>>>
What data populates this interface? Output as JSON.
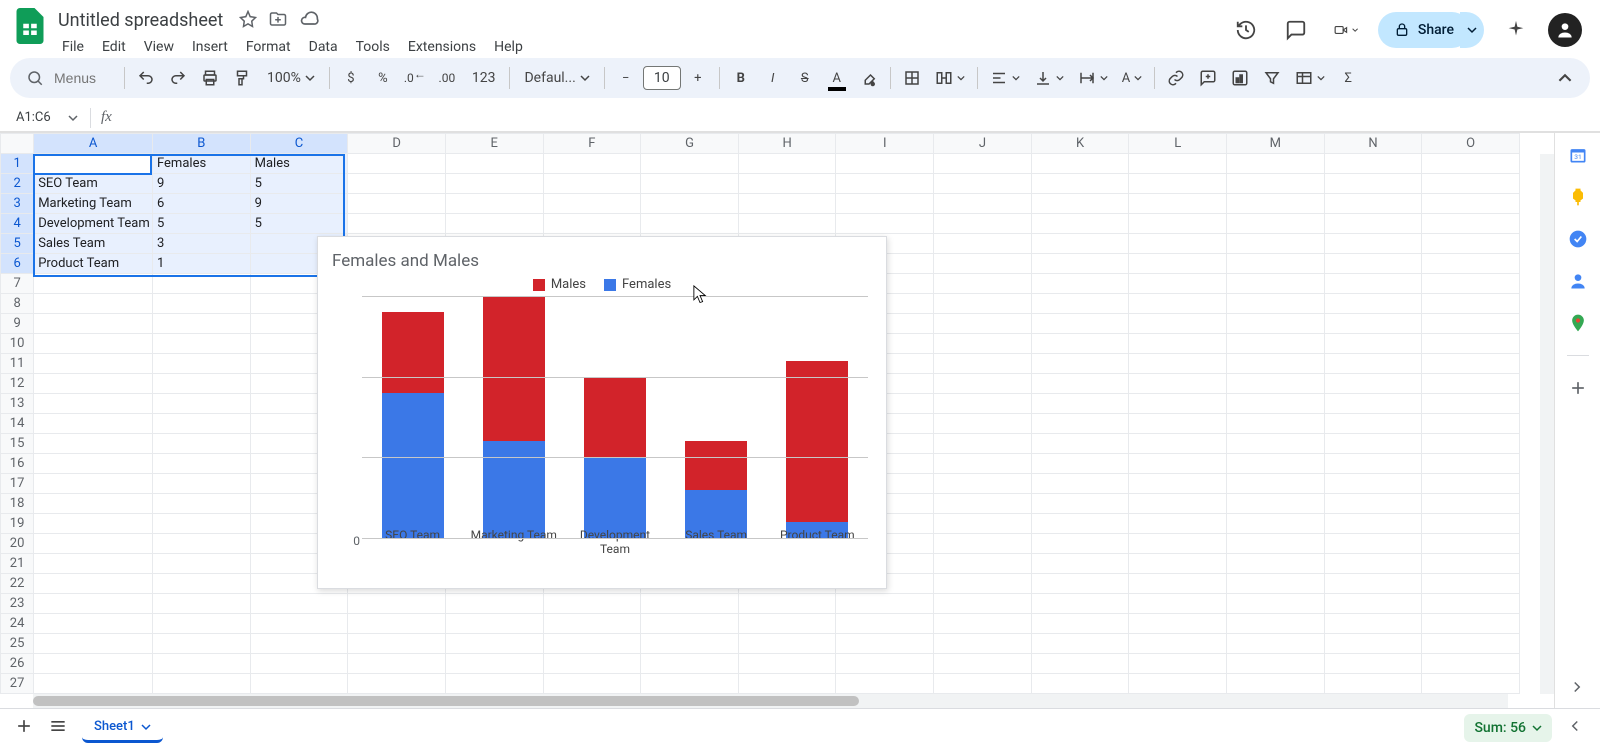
{
  "header": {
    "doc_title": "Untitled spreadsheet",
    "menus": [
      "File",
      "Edit",
      "View",
      "Insert",
      "Format",
      "Data",
      "Tools",
      "Extensions",
      "Help"
    ],
    "share_label": "Share"
  },
  "toolbar": {
    "search_placeholder": "Menus",
    "zoom": "100%",
    "font": "Defaul...",
    "font_size": "10"
  },
  "name_box": "A1:C6",
  "fx_value": "",
  "columns": [
    "A",
    "B",
    "C",
    "D",
    "E",
    "F",
    "G",
    "H",
    "I",
    "J",
    "K",
    "L",
    "M",
    "N",
    "O"
  ],
  "rows_count": 27,
  "selected_cols": [
    "A",
    "B",
    "C"
  ],
  "selected_rows": [
    1,
    2,
    3,
    4,
    5,
    6
  ],
  "cells": {
    "B1": "Females",
    "C1": "Males",
    "A2": "SEO Team",
    "B2": "9",
    "C2": "5",
    "A3": "Marketing Team",
    "B3": "6",
    "C3": "9",
    "A4": "Development Team",
    "B4": "5",
    "C4": "5",
    "A5": "Sales Team",
    "B5": "3",
    "A6": "Product Team",
    "B6": "1"
  },
  "chart_data": {
    "type": "bar",
    "stacked": true,
    "title": "Females and Males",
    "categories": [
      "SEO Team",
      "Marketing Team",
      "Development Team",
      "Sales Team",
      "Product Team"
    ],
    "series": [
      {
        "name": "Females",
        "color": "#3b78e7",
        "values": [
          9,
          6,
          5,
          3,
          1
        ]
      },
      {
        "name": "Males",
        "color": "#d2232a",
        "values": [
          5,
          9,
          5,
          3,
          10
        ]
      }
    ],
    "legend_order": [
      "Males",
      "Females"
    ],
    "ylim": [
      0,
      15
    ],
    "yticks": [
      0,
      5,
      10,
      15
    ]
  },
  "tabs": {
    "sheet1": "Sheet1"
  },
  "status": {
    "sum_label": "Sum: 56"
  }
}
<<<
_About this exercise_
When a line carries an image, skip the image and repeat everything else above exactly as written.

_The completed task_
What data populates this interface? Output as JSON.
{
  "header": {
    "doc_title": "Untitled spreadsheet",
    "menus": [
      "File",
      "Edit",
      "View",
      "Insert",
      "Format",
      "Data",
      "Tools",
      "Extensions",
      "Help"
    ],
    "share_label": "Share"
  },
  "toolbar": {
    "search_placeholder": "Menus",
    "zoom": "100%",
    "font": "Defaul...",
    "font_size": "10"
  },
  "name_box": "A1:C6",
  "fx_value": "",
  "columns": [
    "A",
    "B",
    "C",
    "D",
    "E",
    "F",
    "G",
    "H",
    "I",
    "J",
    "K",
    "L",
    "M",
    "N",
    "O"
  ],
  "rows_count": 27,
  "selected_cols": [
    "A",
    "B",
    "C"
  ],
  "selected_rows": [
    1,
    2,
    3,
    4,
    5,
    6
  ],
  "cells": {
    "B1": "Females",
    "C1": "Males",
    "A2": "SEO Team",
    "B2": "9",
    "C2": "5",
    "A3": "Marketing Team",
    "B3": "6",
    "C3": "9",
    "A4": "Development Team",
    "B4": "5",
    "C4": "5",
    "A5": "Sales Team",
    "B5": "3",
    "A6": "Product Team",
    "B6": "1"
  },
  "chart_data": {
    "type": "bar",
    "stacked": true,
    "title": "Females and Males",
    "categories": [
      "SEO Team",
      "Marketing Team",
      "Development Team",
      "Sales Team",
      "Product Team"
    ],
    "series": [
      {
        "name": "Females",
        "color": "#3b78e7",
        "values": [
          9,
          6,
          5,
          3,
          1
        ]
      },
      {
        "name": "Males",
        "color": "#d2232a",
        "values": [
          5,
          9,
          5,
          3,
          10
        ]
      }
    ],
    "legend_order": [
      "Males",
      "Females"
    ],
    "ylim": [
      0,
      15
    ],
    "yticks": [
      0,
      5,
      10,
      15
    ]
  },
  "tabs": {
    "sheet1": "Sheet1"
  },
  "status": {
    "sum_label": "Sum: 56"
  }
}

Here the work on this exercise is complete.